Mozilla goes so far as to say that if Firefox included support for PCM in lieu of its own Toral Cookie Protection, it would actually make it less private.

Swift Charts

Hello Swift Charts:

Say hello to Swift Charts — a flexible framework that helps you create charts entirely in SwiftUI that look and feel right at home on all Apple platforms. Discover how you can use compositional syntax to make informative, delightful, and accessible charts with less code. We’ll share the building blocks for making visualizations with Swift Charts, and explore how you can change your charts’ design with a simple modifier. We’ll also take you through the latest updates to Xcode Previews to help you chart a path toward an engaging experience.

Swift Charts: Raise the bar:

Dive deep into data visualizations: Learn how Swift Charts and SwiftUI can help your apps represent complex datasets through a wide variety of chart options. We’ll show you how to plot different kinds of data and compose marks to create more elaborate charts. We’ll also take you through Swift Charts’ extensive chart customization API to help you match the style of your charts to your app.

Matthaus Woolard:

From my quick look over the API, the framework can provide a lot more than the basic graphics generated by apps like Numbers etc. In this post I would like to share my initial experiments with the APIs.

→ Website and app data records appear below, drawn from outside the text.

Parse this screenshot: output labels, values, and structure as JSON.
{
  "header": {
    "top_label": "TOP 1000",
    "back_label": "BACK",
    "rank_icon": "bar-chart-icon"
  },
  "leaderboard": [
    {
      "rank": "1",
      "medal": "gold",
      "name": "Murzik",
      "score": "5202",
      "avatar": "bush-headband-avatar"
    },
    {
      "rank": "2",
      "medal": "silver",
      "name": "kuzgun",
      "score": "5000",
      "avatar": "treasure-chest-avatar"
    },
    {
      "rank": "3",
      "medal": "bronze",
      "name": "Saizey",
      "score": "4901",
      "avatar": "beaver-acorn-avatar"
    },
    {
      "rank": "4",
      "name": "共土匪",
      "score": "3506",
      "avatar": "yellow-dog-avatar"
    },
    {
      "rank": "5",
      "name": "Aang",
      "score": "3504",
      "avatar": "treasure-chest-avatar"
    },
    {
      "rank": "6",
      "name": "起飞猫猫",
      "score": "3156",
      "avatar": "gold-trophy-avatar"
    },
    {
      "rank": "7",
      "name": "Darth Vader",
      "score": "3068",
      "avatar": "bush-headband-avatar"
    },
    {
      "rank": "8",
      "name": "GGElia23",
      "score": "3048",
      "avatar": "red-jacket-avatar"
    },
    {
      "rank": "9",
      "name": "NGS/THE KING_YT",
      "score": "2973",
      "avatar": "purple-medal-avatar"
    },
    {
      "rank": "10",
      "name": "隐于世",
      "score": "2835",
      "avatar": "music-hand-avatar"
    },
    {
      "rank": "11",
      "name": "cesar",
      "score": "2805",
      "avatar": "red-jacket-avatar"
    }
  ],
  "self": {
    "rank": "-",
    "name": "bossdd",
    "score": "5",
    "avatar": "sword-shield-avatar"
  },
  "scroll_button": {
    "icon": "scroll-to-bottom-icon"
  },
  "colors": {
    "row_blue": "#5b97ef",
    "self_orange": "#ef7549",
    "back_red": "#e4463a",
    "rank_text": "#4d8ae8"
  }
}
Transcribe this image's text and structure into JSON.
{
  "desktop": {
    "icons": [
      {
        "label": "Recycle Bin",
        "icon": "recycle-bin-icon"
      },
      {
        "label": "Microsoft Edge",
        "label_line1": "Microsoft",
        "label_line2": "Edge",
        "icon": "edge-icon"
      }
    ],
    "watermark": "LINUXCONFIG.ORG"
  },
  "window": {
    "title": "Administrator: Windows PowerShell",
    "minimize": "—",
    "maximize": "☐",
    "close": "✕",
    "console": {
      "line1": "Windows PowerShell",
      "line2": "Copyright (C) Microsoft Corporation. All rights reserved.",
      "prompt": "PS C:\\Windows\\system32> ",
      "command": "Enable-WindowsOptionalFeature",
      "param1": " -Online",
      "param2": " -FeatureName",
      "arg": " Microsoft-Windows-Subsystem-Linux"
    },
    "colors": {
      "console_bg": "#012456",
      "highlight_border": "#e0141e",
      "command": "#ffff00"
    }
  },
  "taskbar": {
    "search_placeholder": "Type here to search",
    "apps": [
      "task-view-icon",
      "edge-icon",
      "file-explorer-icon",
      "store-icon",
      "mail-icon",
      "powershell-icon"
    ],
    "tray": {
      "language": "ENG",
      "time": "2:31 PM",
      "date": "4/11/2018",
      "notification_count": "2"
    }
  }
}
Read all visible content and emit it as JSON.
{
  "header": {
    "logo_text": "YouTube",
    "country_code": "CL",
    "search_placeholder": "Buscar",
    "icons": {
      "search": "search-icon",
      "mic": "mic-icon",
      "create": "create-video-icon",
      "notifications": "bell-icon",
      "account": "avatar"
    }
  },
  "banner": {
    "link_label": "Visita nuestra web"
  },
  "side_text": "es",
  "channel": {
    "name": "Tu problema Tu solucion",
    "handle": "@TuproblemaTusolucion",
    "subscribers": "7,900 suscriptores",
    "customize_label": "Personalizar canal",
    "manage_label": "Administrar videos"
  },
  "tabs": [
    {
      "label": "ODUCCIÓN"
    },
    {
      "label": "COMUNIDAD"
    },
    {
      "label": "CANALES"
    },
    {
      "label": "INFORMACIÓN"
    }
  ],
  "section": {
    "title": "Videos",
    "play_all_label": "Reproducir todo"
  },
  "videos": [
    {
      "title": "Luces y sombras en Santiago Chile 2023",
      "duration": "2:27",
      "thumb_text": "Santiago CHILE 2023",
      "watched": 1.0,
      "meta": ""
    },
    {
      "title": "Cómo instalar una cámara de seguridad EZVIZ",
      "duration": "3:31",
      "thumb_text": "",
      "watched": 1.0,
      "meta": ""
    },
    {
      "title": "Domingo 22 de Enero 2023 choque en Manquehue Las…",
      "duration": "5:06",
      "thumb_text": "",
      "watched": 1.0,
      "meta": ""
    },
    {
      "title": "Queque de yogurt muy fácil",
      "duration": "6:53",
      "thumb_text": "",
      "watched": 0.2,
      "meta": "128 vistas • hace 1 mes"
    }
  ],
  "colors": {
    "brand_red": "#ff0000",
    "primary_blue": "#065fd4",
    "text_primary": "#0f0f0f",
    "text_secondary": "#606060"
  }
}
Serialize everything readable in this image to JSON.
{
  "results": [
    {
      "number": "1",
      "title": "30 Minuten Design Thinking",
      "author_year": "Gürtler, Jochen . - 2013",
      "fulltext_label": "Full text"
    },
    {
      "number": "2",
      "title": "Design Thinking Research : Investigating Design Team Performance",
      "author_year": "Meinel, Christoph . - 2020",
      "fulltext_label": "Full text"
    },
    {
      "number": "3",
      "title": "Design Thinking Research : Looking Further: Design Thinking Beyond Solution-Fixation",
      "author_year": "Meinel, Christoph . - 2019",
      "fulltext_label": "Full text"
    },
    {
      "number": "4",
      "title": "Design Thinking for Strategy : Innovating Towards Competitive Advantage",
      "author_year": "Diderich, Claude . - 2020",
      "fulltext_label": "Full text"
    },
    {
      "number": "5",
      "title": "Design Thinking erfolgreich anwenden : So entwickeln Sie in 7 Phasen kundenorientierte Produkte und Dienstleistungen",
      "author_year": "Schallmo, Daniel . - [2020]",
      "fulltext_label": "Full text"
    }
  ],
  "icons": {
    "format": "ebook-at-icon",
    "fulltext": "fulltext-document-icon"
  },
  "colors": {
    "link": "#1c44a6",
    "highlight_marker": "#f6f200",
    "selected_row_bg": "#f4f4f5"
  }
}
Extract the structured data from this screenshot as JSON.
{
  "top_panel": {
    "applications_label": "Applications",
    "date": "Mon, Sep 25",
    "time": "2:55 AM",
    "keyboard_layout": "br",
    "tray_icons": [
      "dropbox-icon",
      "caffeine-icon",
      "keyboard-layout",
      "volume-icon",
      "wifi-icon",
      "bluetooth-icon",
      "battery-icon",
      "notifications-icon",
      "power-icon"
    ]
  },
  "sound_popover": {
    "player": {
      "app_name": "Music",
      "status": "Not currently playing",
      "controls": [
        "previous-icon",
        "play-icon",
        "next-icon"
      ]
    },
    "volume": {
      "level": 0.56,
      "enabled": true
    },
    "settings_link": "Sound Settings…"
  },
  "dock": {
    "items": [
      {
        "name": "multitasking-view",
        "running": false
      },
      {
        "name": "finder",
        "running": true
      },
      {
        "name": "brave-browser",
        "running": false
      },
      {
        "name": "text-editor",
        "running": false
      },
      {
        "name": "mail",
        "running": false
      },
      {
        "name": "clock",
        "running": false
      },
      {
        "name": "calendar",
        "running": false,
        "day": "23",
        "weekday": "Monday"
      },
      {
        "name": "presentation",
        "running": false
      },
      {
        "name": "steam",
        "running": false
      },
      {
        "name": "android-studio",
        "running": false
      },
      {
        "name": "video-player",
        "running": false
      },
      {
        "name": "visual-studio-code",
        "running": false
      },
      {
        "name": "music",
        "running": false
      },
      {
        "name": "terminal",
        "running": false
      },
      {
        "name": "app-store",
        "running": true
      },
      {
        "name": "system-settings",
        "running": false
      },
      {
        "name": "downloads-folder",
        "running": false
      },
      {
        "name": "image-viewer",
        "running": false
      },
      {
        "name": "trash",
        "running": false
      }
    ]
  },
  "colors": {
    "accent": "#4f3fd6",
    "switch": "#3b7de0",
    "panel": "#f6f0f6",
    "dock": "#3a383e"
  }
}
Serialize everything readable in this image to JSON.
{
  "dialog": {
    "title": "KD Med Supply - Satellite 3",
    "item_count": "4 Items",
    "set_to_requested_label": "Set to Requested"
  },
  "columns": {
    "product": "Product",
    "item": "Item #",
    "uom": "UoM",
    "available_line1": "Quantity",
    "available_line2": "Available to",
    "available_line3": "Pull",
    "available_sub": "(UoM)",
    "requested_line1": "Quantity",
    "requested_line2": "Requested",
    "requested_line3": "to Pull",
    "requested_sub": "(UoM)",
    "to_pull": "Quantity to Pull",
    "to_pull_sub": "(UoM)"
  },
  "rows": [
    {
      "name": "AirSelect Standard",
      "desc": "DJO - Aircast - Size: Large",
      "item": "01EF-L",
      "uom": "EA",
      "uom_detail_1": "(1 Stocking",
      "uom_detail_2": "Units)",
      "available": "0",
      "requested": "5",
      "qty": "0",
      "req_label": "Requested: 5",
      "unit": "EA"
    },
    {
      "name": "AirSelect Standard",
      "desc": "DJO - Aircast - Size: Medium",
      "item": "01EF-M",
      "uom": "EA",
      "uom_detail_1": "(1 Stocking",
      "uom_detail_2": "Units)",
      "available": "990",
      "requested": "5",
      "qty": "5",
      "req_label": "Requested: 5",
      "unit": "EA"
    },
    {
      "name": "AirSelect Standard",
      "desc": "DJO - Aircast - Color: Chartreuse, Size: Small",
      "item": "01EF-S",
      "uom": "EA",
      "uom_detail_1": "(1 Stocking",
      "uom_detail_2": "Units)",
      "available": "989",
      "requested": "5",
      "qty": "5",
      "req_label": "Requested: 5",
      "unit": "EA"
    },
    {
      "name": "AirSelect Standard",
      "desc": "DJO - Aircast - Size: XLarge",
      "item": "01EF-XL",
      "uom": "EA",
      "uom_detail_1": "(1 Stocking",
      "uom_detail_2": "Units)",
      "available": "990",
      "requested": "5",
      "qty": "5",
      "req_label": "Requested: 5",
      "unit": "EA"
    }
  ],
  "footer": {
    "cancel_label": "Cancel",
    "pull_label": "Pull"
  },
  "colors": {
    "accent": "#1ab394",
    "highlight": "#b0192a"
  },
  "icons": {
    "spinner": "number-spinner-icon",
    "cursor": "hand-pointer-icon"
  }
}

You can find the code for this chart in our GitHub project, this includes the code to download and parse the CSV file.

Ron Avitzur:

I’ve worked on math & data visualization for 35 years, and the simplicity and power of the Swift Charts API is truly a thing of beauty, as are the visualizations it creates.

It does not include pie charts.

Update (2022-06-24): Matthaus Woolard:

To build a histogram, I need to group my data into bins and count how many samples are within each bin.

He also demonstrates a 2D density plot.